→ **Task objective**
The entries are to be reproduced verbatim, with all pictures omitted.

##############################

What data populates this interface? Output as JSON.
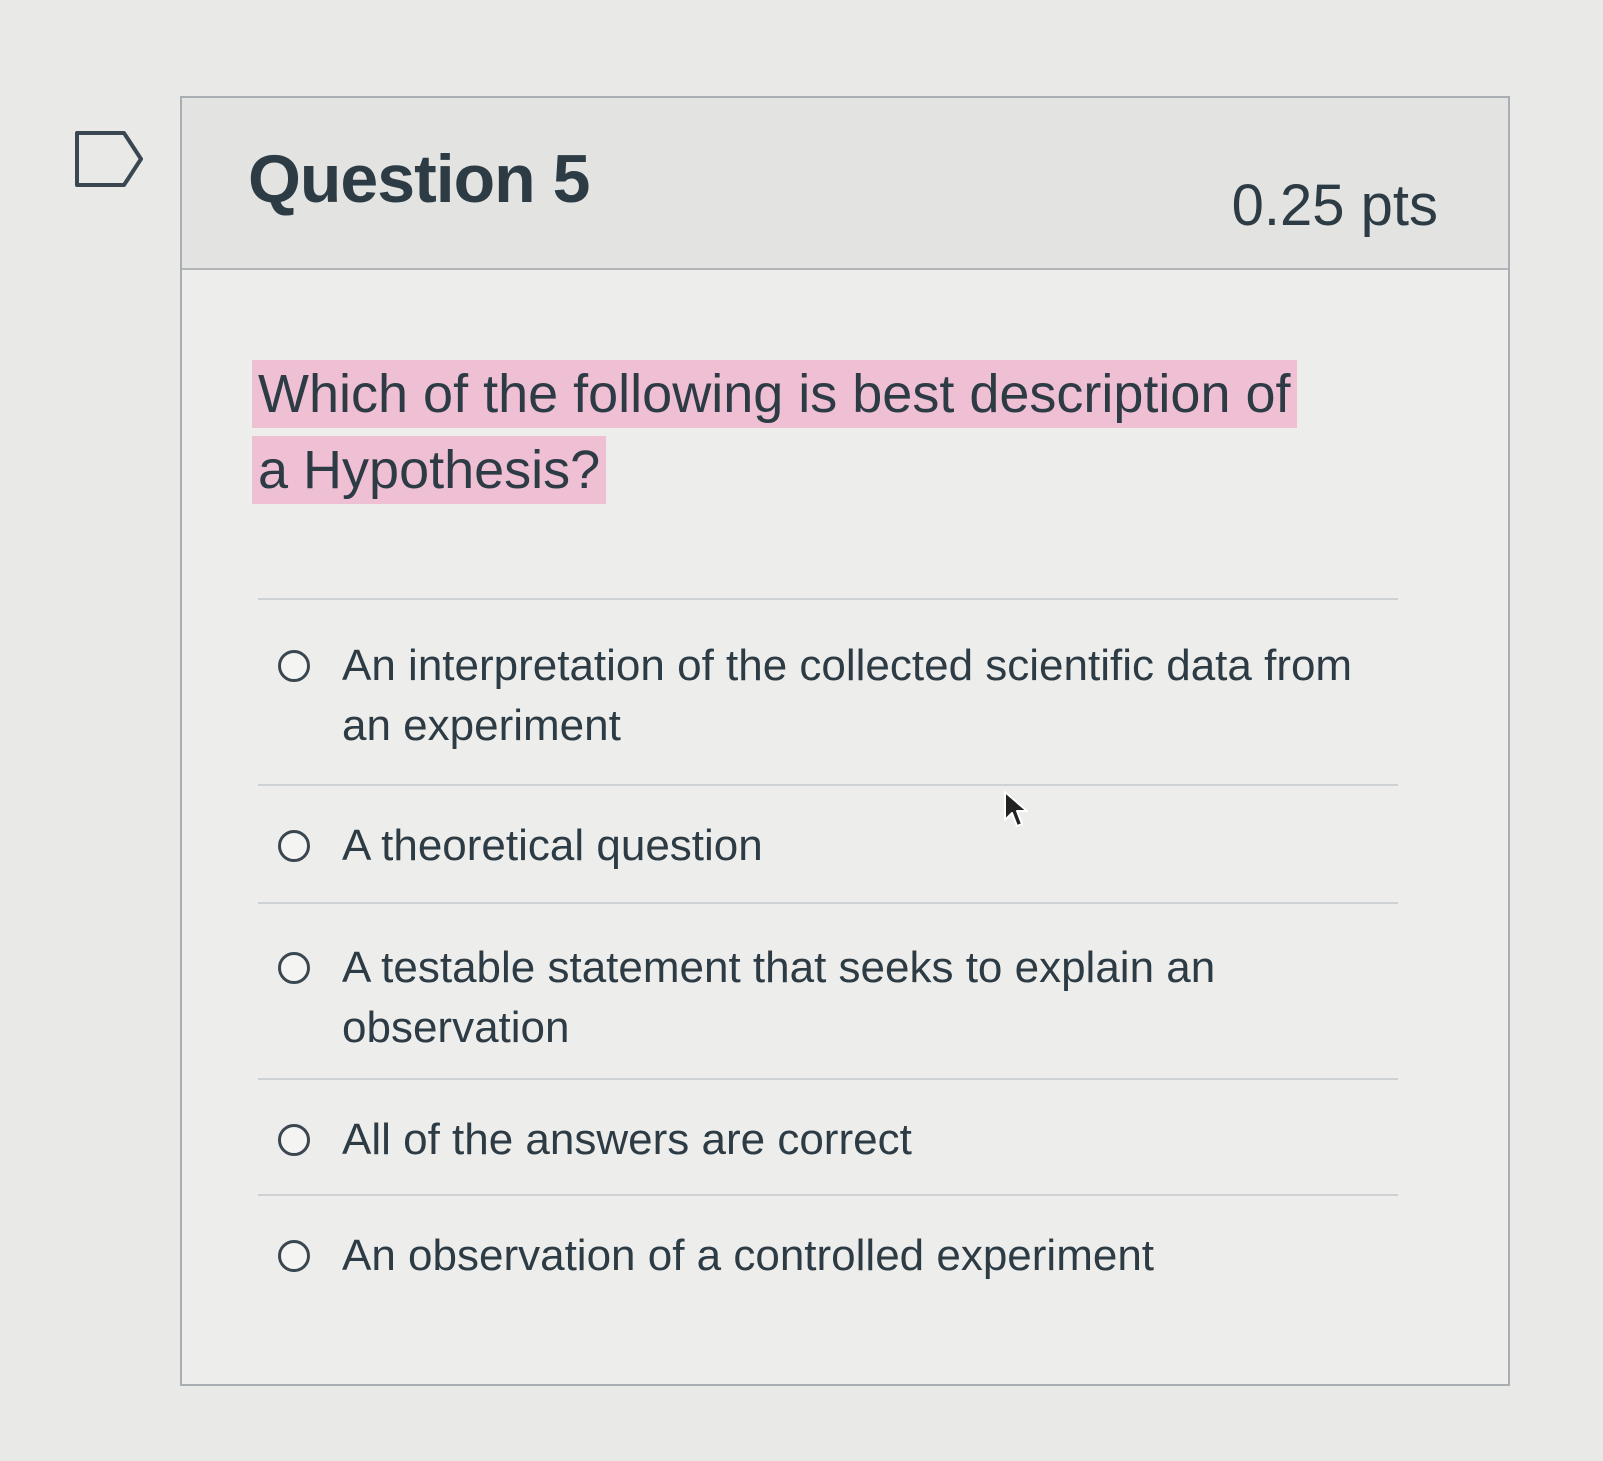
{
  "question": {
    "flag_icon": "flag-outline-icon",
    "title": "Question 5",
    "points": "0.25 pts",
    "text": "Which of the following is best description of a Hypothesis?",
    "highlight_color": "#efbfd4",
    "answers": [
      {
        "label": "An interpretation of the collected scientific data from an experiment",
        "selected": false
      },
      {
        "label": "A theoretical question",
        "selected": false
      },
      {
        "label": "A testable statement that seeks to explain an observation",
        "selected": false
      },
      {
        "label": "All of the answers are correct",
        "selected": false
      },
      {
        "label": "An observation of a controlled experiment",
        "selected": false
      }
    ]
  },
  "cursor_icon": "mouse-pointer-icon"
}
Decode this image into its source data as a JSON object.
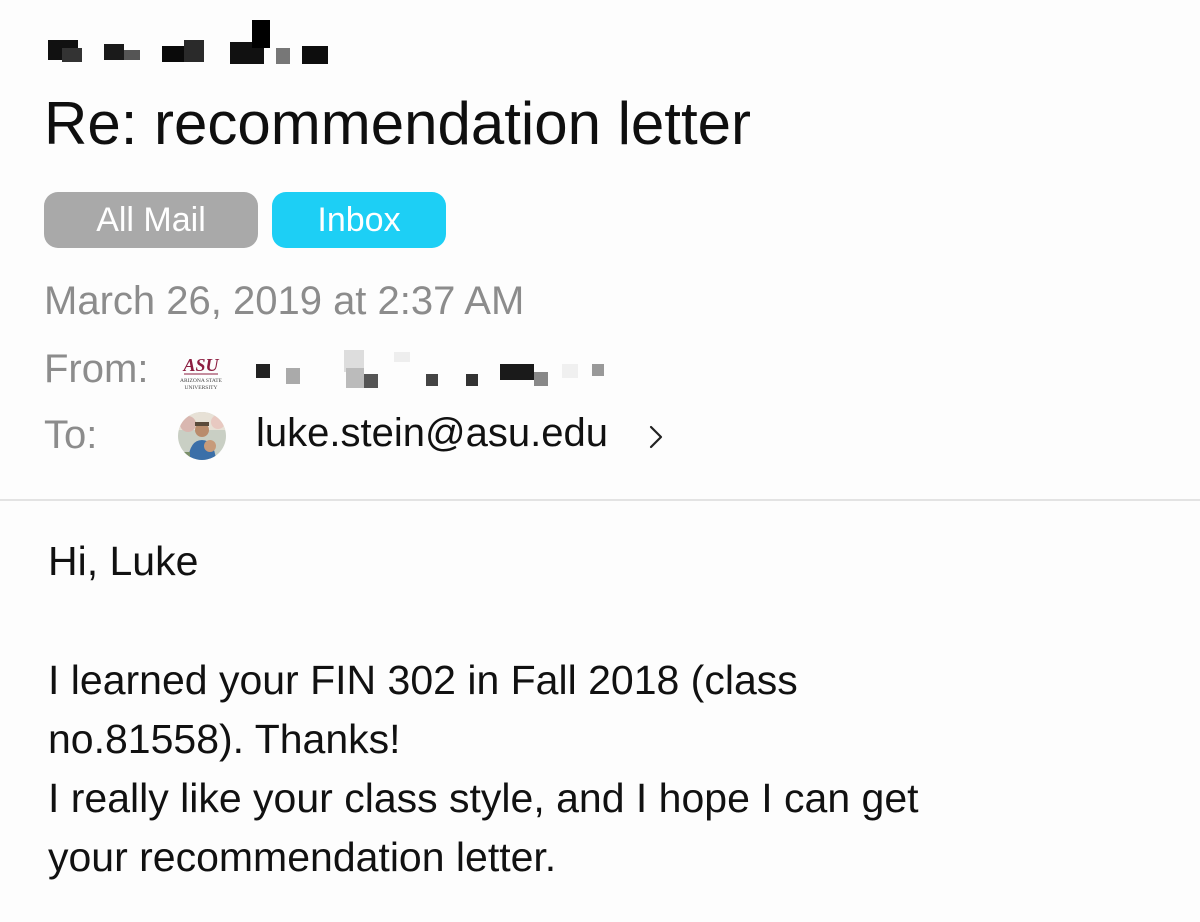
{
  "email": {
    "subject": "Re: recommendation letter",
    "tags": [
      {
        "label": "All Mail",
        "color": "#a9a9a9"
      },
      {
        "label": "Inbox",
        "color": "#1dcff5"
      }
    ],
    "date": "March 26, 2019 at 2:37 AM",
    "from": {
      "label": "From:",
      "logo_text": "ASU",
      "logo_subtext": "ARIZONA STATE UNIVERSITY",
      "logo_color": "#8c1d40"
    },
    "to": {
      "label": "To:",
      "address": "luke.stein@asu.edu",
      "chevron": "›"
    },
    "body": {
      "greeting": "Hi, Luke",
      "lines": [
        "I learned your FIN 302 in Fall 2018 (class",
        "no.81558).  Thanks!",
        "I really like your class style, and I hope I can get",
        "your recommendation letter."
      ]
    }
  }
}
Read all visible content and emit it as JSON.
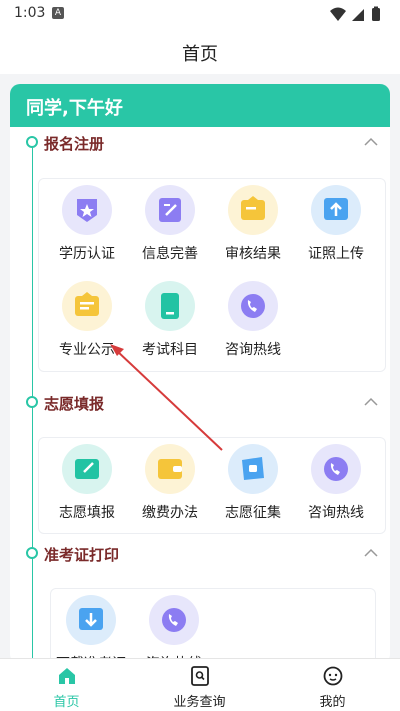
{
  "status_bar": {
    "time": "1:03",
    "badge": "A"
  },
  "header": {
    "title": "首页"
  },
  "greeting": "同学,下午好",
  "sections": [
    {
      "title": "报名注册",
      "items": [
        {
          "label": "学历认证",
          "icon": "shield-star-icon"
        },
        {
          "label": "信息完善",
          "icon": "edit-doc-icon"
        },
        {
          "label": "审核结果",
          "icon": "folder-icon"
        },
        {
          "label": "证照上传",
          "icon": "upload-icon"
        },
        {
          "label": "专业公示",
          "icon": "briefcase-doc-icon"
        },
        {
          "label": "考试科目",
          "icon": "book-icon"
        },
        {
          "label": "咨询热线",
          "icon": "phone-icon"
        }
      ]
    },
    {
      "title": "志愿填报",
      "items": [
        {
          "label": "志愿填报",
          "icon": "pen-paper-icon"
        },
        {
          "label": "缴费办法",
          "icon": "wallet-icon"
        },
        {
          "label": "志愿征集",
          "icon": "collect-icon"
        },
        {
          "label": "咨询热线",
          "icon": "phone-icon"
        }
      ]
    },
    {
      "title": "准考证打印",
      "items": [
        {
          "label": "下载准考证",
          "icon": "download-icon"
        },
        {
          "label": "咨询热线",
          "icon": "phone-icon"
        }
      ]
    }
  ],
  "tabs": [
    {
      "label": "首页",
      "icon": "home-icon",
      "active": true
    },
    {
      "label": "业务查询",
      "icon": "search-doc-icon",
      "active": false
    },
    {
      "label": "我的",
      "icon": "profile-icon",
      "active": false
    }
  ],
  "colors": {
    "accent": "#29c6a6",
    "section_title": "#7a2a2a",
    "annotation_arrow": "#d63b3b"
  }
}
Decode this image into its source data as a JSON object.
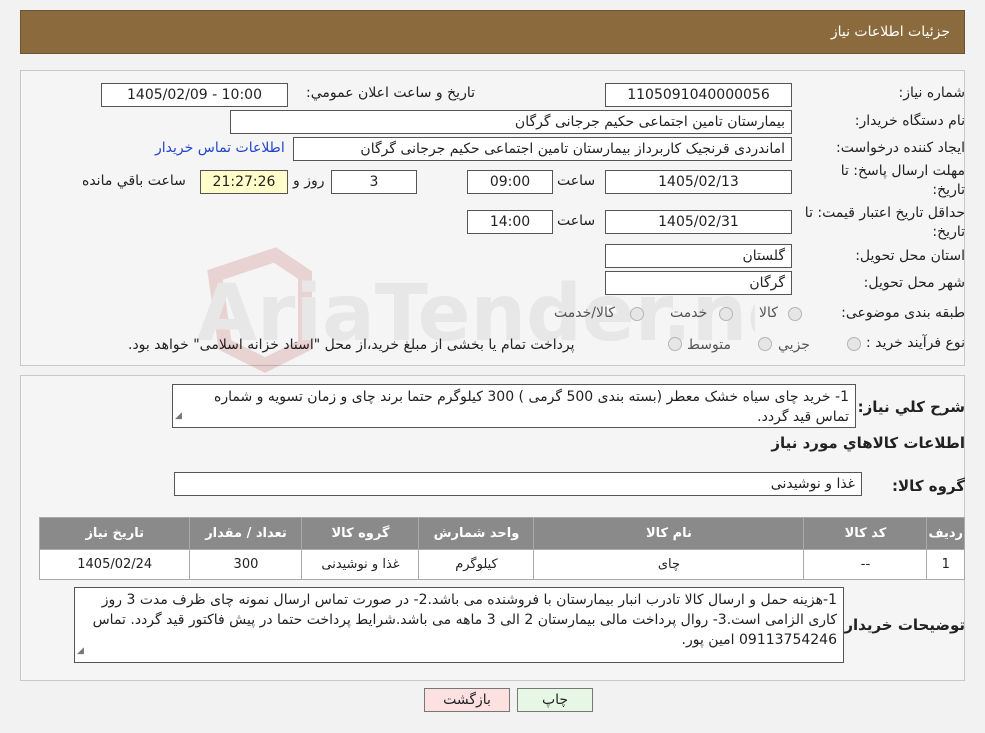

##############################

→ **Result for this exercise**
What data populates this interface? Output as JSON.
{
  "question": {
    "flag_icon": "flag-outline-icon",
    "title": "Question 5",
    "points": "0.25 pts",
    "text": "Which of the following is best description of a Hypothesis?",
    "highlight_color": "#efbfd4",
    "answers": [
      {
        "label": "An interpretation of the collected scientific data from an experiment",
        "selected": false
      },
      {
        "label": "A theoretical question",
        "selected": false
      },
      {
        "label": "A testable statement that seeks to explain an observation",
        "selected": false
      },
      {
        "label": "All of the answers are correct",
        "selected": false
      },
      {
        "label": "An observation of a controlled experiment",
        "selected": false
      }
    ]
  },
  "cursor_icon": "mouse-pointer-icon"
}
Decode this image into its source data as a JSON object.
{
  "email": {
    "subject": "Re: recommendation letter",
    "tags": [
      {
        "label": "All Mail",
        "color": "#a9a9a9"
      },
      {
        "label": "Inbox",
        "color": "#1dcff5"
      }
    ],
    "date": "March 26, 2019 at 2:37 AM",
    "from": {
      "label": "From:",
      "logo_text": "ASU",
      "logo_subtext": "ARIZONA STATE UNIVERSITY",
      "logo_color": "#8c1d40"
    },
    "to": {
      "label": "To:",
      "address": "luke.stein@asu.edu",
      "chevron": "›"
    },
    "body": {
      "greeting": "Hi, Luke",
      "lines": [
        "I learned your FIN 302 in Fall 2018 (class",
        "no.81558).  Thanks!",
        "I really like your class style, and I hope I can get",
        "your recommendation letter."
      ]
    }
  }
}
Read all visible content and emit it as JSON.
{
  "status_bar": {
    "time": "1:03",
    "badge": "A"
  },
  "header": {
    "title": "首页"
  },
  "greeting": "同学,下午好",
  "sections": [
    {
      "title": "报名注册",
      "items": [
        {
          "label": "学历认证",
          "icon": "shield-star-icon"
        },
        {
          "label": "信息完善",
          "icon": "edit-doc-icon"
        },
        {
          "label": "审核结果",
          "icon": "folder-icon"
        },
        {
          "label": "证照上传",
          "icon": "upload-icon"
        },
        {
          "label": "专业公示",
          "icon": "briefcase-doc-icon"
        },
        {
          "label": "考试科目",
          "icon": "book-icon"
        },
        {
          "label": "咨询热线",
          "icon": "phone-icon"
        }
      ]
    },
    {
      "title": "志愿填报",
      "items": [
        {
          "label": "志愿填报",
          "icon": "pen-paper-icon"
        },
        {
          "label": "缴费办法",
          "icon": "wallet-icon"
        },
        {
          "label": "志愿征集",
          "icon": "collect-icon"
        },
        {
          "label": "咨询热线",
          "icon": "phone-icon"
        }
      ]
    },
    {
      "title": "准考证打印",
      "items": [
        {
          "label": "下载准考证",
          "icon": "download-icon"
        },
        {
          "label": "咨询热线",
          "icon": "phone-icon"
        }
      ]
    }
  ],
  "tabs": [
    {
      "label": "首页",
      "icon": "home-icon",
      "active": true
    },
    {
      "label": "业务查询",
      "icon": "search-doc-icon",
      "active": false
    },
    {
      "label": "我的",
      "icon": "profile-icon",
      "active": false
    }
  ],
  "colors": {
    "accent": "#29c6a6",
    "section_title": "#7a2a2a",
    "annotation_arrow": "#d63b3b"
  }
}
Decode this image into its source data as a JSON object.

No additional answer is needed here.